- Homer Simpson would not be pleased: A conservative civics group in Appleton, Wis. has filed an ethics violation against Council President Cathy Spears because she delivered doughnuts to poll workers during a recent election. “We believe that giving gifts to poll workers is an attempt to influence an election and is illegal,” wrote Perry Bovee, president of the Appleton Taxpayers United group in his complaint. “I was told it’s been a tradition to thank the poll workers at every district. Every election they get doughnuts,” Spears told the Post-Crescent. Spears was not on the ballot on the election day in question. City Clerk Cindi Hesse said that it is a tradition for aldermen to bring baked goods to poll workers on election day and that she has never received any complaints. “We’ll review the matter — it’s my understanding that it would be against the rules to accept something of value as an employee,” Hesse told the paper. “But there’s nothing in city code that says you can’t take a doughnut to a poll worker.”

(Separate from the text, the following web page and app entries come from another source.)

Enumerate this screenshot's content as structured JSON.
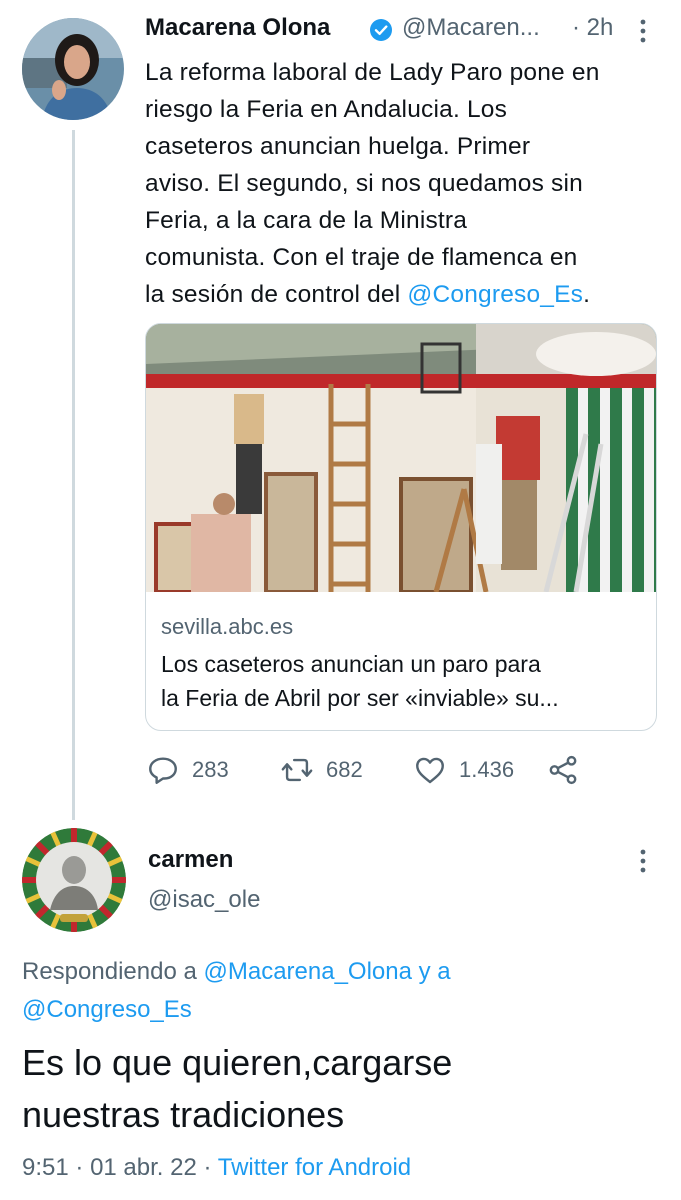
{
  "tweet": {
    "author_name": "Macarena Olona",
    "author_handle": "@Macaren...",
    "time": "· 2h",
    "text_lines": [
      "La reforma laboral de Lady Paro pone en",
      "riesgo la Feria en Andalucia. Los",
      "caseteros anuncian huelga. Primer",
      "aviso. El segundo, si nos quedamos sin",
      "Feria, a la cara de la Ministra",
      "comunista. Con el traje de flamenca en"
    ],
    "last_line_prefix": "la sesión de control del ",
    "last_line_mention": "@Congreso_Es",
    "last_line_suffix": ".",
    "card": {
      "domain": "sevilla.abc.es",
      "title_line1": "Los caseteros anuncian un paro para",
      "title_line2": "la Feria de Abril por ser «inviable» su..."
    },
    "actions": {
      "replies": "283",
      "retweets": "682",
      "likes": "1.436"
    }
  },
  "reply": {
    "author_name": "carmen",
    "author_handle": "@isac_ole",
    "replying_prefix": "Respondiendo a ",
    "replying_mention1": "@Macarena_Olona",
    "replying_conj": " y a",
    "replying_mention2": "@Congreso_Es",
    "text_line1": "Es lo que quieren,cargarse",
    "text_line2": "nuestras tradiciones",
    "time": "9:51",
    "date": "01 abr. 22",
    "source": "Twitter for Android"
  },
  "colors": {
    "accent": "#1d9bf0",
    "secondary_text": "#536471",
    "thread_line": "#cfd9de"
  },
  "icons": [
    "verified-badge-icon",
    "more-options-icon",
    "reply-icon",
    "retweet-icon",
    "like-icon",
    "share-icon"
  ]
}
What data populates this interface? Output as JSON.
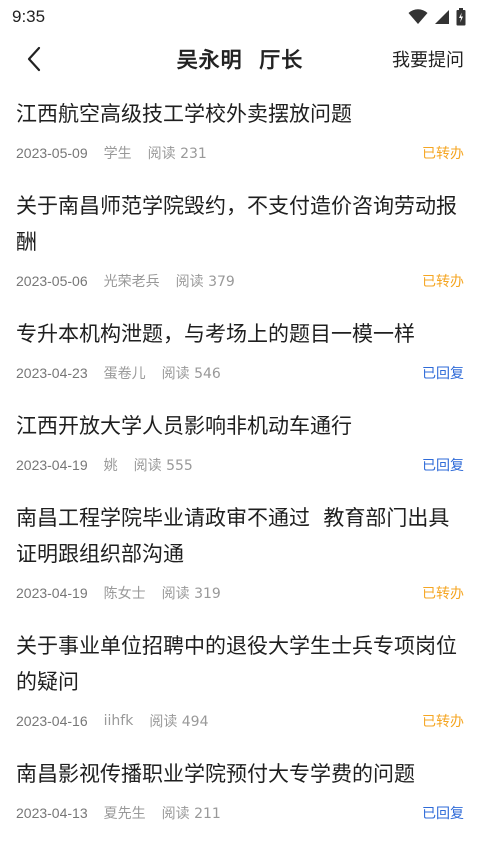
{
  "status_bar": {
    "time": "9:35"
  },
  "nav": {
    "title": "吴永明  厅长",
    "ask_label": "我要提问"
  },
  "items": [
    {
      "title": "江西航空高级技工学校外卖摆放问题",
      "date": "2023-05-09",
      "author": "学生",
      "read": "阅读 231",
      "status": "已转办"
    },
    {
      "title": "关于南昌师范学院毁约，不支付造价咨询劳动报酬",
      "date": "2023-05-06",
      "author": "光荣老兵",
      "read": "阅读 379",
      "status": "已转办"
    },
    {
      "title": "专升本机构泄题，与考场上的题目一模一样",
      "date": "2023-04-23",
      "author": "蛋卷儿",
      "read": "阅读 546",
      "status": "已回复"
    },
    {
      "title": "江西开放大学人员影响非机动车通行",
      "date": "2023-04-19",
      "author": "姚",
      "read": "阅读 555",
      "status": "已回复"
    },
    {
      "title": "南昌工程学院毕业请政审不通过  教育部门出具证明跟组织部沟通",
      "date": "2023-04-19",
      "author": "陈女士",
      "read": "阅读 319",
      "status": "已转办"
    },
    {
      "title": "关于事业单位招聘中的退役大学生士兵专项岗位的疑问",
      "date": "2023-04-16",
      "author": "iihfk",
      "read": "阅读 494",
      "status": "已转办"
    },
    {
      "title": "南昌影视传播职业学院预付大专学费的问题",
      "date": "2023-04-13",
      "author": "夏先生",
      "read": "阅读 211",
      "status": "已回复"
    }
  ],
  "colors": {
    "forwarded": "#f5a623",
    "replied": "#2f6bd8"
  }
}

- Personnel News: William Cline and Sam Ferruccio were both recently reappointed to serve another four-year term on the Stark County, Ohio, board of elections. La Puente, Calif. elections official Carol Cowley will soon be taking on new duties as the city’s clerk after the acting clerk submitted his resignation. Staff of the Graham County, Ariz. elections department recently received certificates in recognition of their completion of the state’s election certification process. Former Littleton, Colo. city attorney Suzanne Staiert has been appointed deputy secretary of state by Colorado Secretary of State Scott Gessler. Ohio Secretary of State Jon Husted hired Meghan Gallagher as director of the Lucas County BOE after board members were unable to break a tie after five successive votes.